Remember Mazdaspeed? We do, but we wouldn’t be surprised if some of our younger readers have no idea what it is. Let’s start with a little history lesson. In the late 1990s and into the early 2000s, OEMs began to embrace the “tuner” scene and lean into marketing to the enthusiast demographic. As a result, larger portions of marketing budgets went to the performance divisions of several brands. There was SRT from Dodge, TRD from Toyota, Ralliart from Mitsubishi, and Mazdaspeed from, well, Mazda.
A brief history of Mazdaspeed

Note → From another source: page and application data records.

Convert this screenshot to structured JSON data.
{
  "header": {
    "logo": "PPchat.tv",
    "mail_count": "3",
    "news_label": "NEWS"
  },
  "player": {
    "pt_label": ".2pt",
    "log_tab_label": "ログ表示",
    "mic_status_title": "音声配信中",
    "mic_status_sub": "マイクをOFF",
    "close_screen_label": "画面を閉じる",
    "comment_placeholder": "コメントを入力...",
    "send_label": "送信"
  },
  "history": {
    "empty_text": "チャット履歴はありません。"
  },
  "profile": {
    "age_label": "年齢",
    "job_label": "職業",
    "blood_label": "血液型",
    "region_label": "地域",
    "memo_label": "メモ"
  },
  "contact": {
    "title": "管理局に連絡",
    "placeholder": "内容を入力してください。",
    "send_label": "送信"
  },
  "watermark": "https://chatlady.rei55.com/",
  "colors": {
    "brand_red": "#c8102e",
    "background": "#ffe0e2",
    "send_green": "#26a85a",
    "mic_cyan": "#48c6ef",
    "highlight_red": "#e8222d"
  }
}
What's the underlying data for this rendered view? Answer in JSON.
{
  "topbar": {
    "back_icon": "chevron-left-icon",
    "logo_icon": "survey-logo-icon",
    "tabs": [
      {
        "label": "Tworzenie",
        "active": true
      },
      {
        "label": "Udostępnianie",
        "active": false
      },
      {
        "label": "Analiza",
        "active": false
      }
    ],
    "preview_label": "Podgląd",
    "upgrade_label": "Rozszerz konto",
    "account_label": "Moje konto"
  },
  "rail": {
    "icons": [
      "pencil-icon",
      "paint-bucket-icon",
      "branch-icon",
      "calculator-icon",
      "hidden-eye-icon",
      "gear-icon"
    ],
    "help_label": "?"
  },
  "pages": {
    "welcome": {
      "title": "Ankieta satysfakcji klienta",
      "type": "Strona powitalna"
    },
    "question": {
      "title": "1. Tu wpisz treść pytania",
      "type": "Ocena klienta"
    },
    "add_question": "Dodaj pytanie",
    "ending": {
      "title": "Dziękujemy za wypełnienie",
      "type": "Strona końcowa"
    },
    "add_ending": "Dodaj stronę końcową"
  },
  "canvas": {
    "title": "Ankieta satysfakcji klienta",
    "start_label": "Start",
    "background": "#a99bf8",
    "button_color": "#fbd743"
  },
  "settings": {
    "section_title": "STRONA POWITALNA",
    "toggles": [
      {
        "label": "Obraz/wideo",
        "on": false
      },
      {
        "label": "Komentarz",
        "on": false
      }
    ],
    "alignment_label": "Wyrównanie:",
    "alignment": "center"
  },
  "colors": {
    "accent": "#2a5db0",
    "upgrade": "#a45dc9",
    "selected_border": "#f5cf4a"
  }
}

Mazdaspeed was unique among the others because the performance off-shoot had very strong ties to Mazda’s motorsport efforts. The same branding was seen on the track as on the road. Mazda started adding the Mazdaspeed badge to their cars in the early 90s, beginning with the Protege and eventually expanding to the MX-5. Some would argue the Mazdaspeed road cars’ peak was the Mazdaspeed 3, a turbocharged version of the Mazda 3 hatchback, and the Mazdaspeed 6, which had a turbo and AWD. While other OEM’s performance bands didn’t extend further beyond an exhaust and some graphics, Mazdaspeed was giving the tuners what they wanted.

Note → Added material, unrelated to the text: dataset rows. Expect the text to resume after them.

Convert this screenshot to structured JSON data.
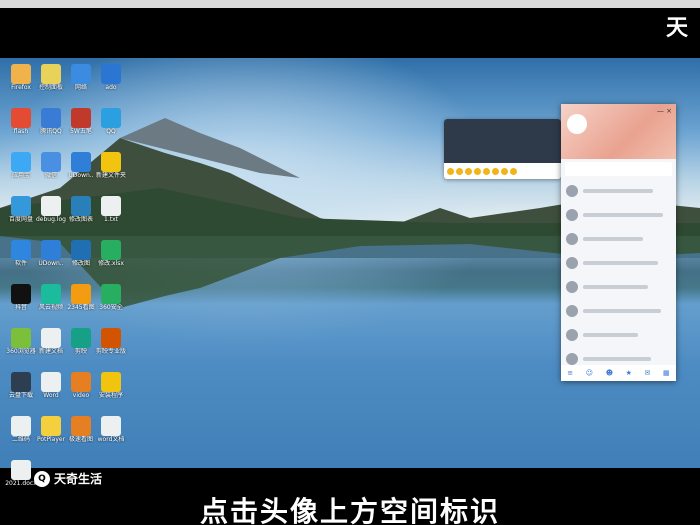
{
  "brand_corner": "天",
  "watermark": {
    "logo_text": "天奇生活"
  },
  "caption": "点击头像上方空间标识",
  "desktop_icons": [
    {
      "label": "Firefox",
      "color": "#f0b24a"
    },
    {
      "label": "控制面板",
      "color": "#e8d25a"
    },
    {
      "label": "网络",
      "color": "#3b8be0"
    },
    {
      "label": "ado",
      "color": "#2a76d2"
    },
    {
      "label": "flash",
      "color": "#e34c32"
    },
    {
      "label": "腾讯QQ",
      "color": "#3a7bd5"
    },
    {
      "label": "5W五笔",
      "color": "#c0392b"
    },
    {
      "label": "QQ",
      "color": "#2b9fe0"
    },
    {
      "label": "应用宝",
      "color": "#3da9f5"
    },
    {
      "label": "微信",
      "color": "#4a90e2"
    },
    {
      "label": "UDown..",
      "color": "#2f7ed8"
    },
    {
      "label": "新建文件夹",
      "color": "#f1c40f"
    },
    {
      "label": "百度网盘",
      "color": "#3498db"
    },
    {
      "label": "debug.log",
      "color": "#ecf0f1"
    },
    {
      "label": "修改图表",
      "color": "#2980b9"
    },
    {
      "label": "1.txt",
      "color": "#ecf0f1"
    },
    {
      "label": "软件",
      "color": "#2e86de"
    },
    {
      "label": "UDown..",
      "color": "#2f7ed8"
    },
    {
      "label": "修改图",
      "color": "#1f6fb2"
    },
    {
      "label": "修改.xlsx",
      "color": "#27ae60"
    },
    {
      "label": "抖音",
      "color": "#111111"
    },
    {
      "label": "风云视频",
      "color": "#1abc9c"
    },
    {
      "label": "2345看图",
      "color": "#f39c12"
    },
    {
      "label": "360安全",
      "color": "#27ae60"
    },
    {
      "label": "360浏览器",
      "color": "#7bbf3b"
    },
    {
      "label": "新建文档",
      "color": "#ecf0f1"
    },
    {
      "label": "剪映",
      "color": "#16a085"
    },
    {
      "label": "剪映专业版",
      "color": "#d35400"
    },
    {
      "label": "云盘下载",
      "color": "#2c3e50"
    },
    {
      "label": "Word",
      "color": "#ecf0f1"
    },
    {
      "label": "video",
      "color": "#e67e22"
    },
    {
      "label": "安装程序",
      "color": "#f1c40f"
    },
    {
      "label": "二维码",
      "color": "#ecf0f1"
    },
    {
      "label": "PotPlayer",
      "color": "#f4d03f"
    },
    {
      "label": "极速看图",
      "color": "#e67e22"
    },
    {
      "label": "word文档",
      "color": "#ecf0f1"
    },
    {
      "label": "2021.docx",
      "color": "#ecf0f1"
    }
  ],
  "qq_panel": {
    "controls": "— × ",
    "footer_icons": [
      "menu-icon",
      "contacts-icon",
      "group-icon",
      "space-icon",
      "mail-icon",
      "more-icon"
    ]
  }
}
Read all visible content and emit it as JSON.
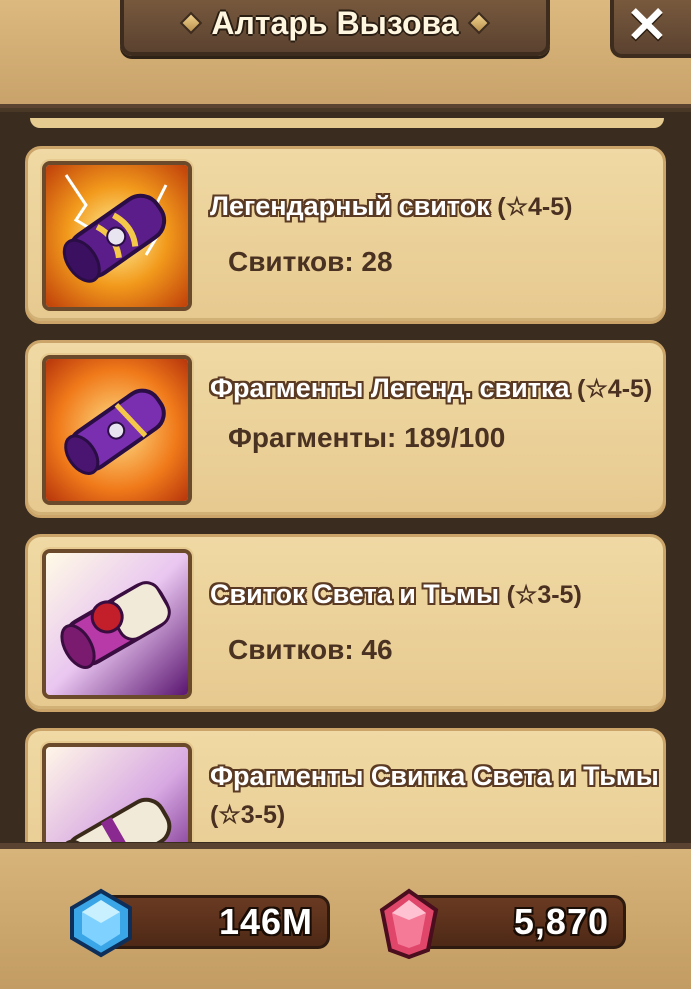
{
  "header": {
    "title": "Алтарь Вызова",
    "close_symbol": "✕"
  },
  "items": [
    {
      "name": "Легендарный свиток",
      "rank": "(☆4-5)",
      "count_label": "Свитков: 28",
      "icon": "legendary-scroll-icon"
    },
    {
      "name": "Фрагменты Легенд. свитка",
      "rank": "(☆4-5)",
      "count_label": "Фрагменты: 189/100",
      "icon": "legendary-scroll-fragment-icon"
    },
    {
      "name": "Свиток Света и Тьмы",
      "rank": "(☆3-5)",
      "count_label": "Свитков: 46",
      "icon": "light-dark-scroll-icon"
    },
    {
      "name": "Фрагменты Свитка Света и Тьмы",
      "rank": "(☆3-5)",
      "count_label": "",
      "icon": "light-dark-scroll-fragment-icon"
    }
  ],
  "resources": {
    "mana": {
      "value": "146M",
      "icon": "mana-crystal-icon",
      "color": "#3aa6e8"
    },
    "crystals": {
      "value": "5,870",
      "icon": "crystal-icon",
      "color": "#e0456a"
    }
  },
  "colors": {
    "card_bg": "#f0d9a4",
    "frame": "#5a4330",
    "title_text": "#fff6e0"
  }
}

Mazda’s performance brand built a loyal following and continued to keep a strong relationship with Mazda’s motorsport division which was eventually named “Mazdaspeed Motorsports.” Then, one day it all just sort of stopped. Mazdaspeed variants and products fizzled away.
Some might blame the economic downturn of 2008. Others might point to Mazda’s relatively small size compared to their competitors. Either way, Mazdaspeed faded from Mazda’s road cars, and we don’t really know why.
The crew at Fitment Industries YouTube channel looked into Mazdaspeed’s history to get some answers. This is what they came up with.
Mazda thought Mazdaspeed was ‘childish’
When Mazda changed its design language in 2006, it marked a shift for the brand. It was the first sign that Mazda wanted to get away from its image of producing low-cost, fun, sporty cars to a brand seen as more “upscale” and environmentally friendly.
Part of that shift was Mazda investing in their SKYACTIV engine technology which was all about efficiency. At the same time, their vehicles became more sculpted and elegant in their exterior and interior designs.
In a 2016 interview with Motoring.com.au, President of Mazda, Masahiro Moro famously panned Mazdaspeed variants and suggested that they were rising above it.
“As a brand we are trying to elevate again a little bit more, because execution of Mazda MPS or Mazdaspeed 3 or whatever you call it was a little bit – I am not afraid to say it – childish.” Said Moro.
Pretty harsh if you ask us. However, we can understand where Moro was coming from. For what it’s worth, the current Mazda 3 can be had with a turbocharged engine and AWD. It’s just missing the “Mazdaspeed” badge. It might be time to let go of that fun-loving Mazda of the past and get used to the “mature” Mazda of today.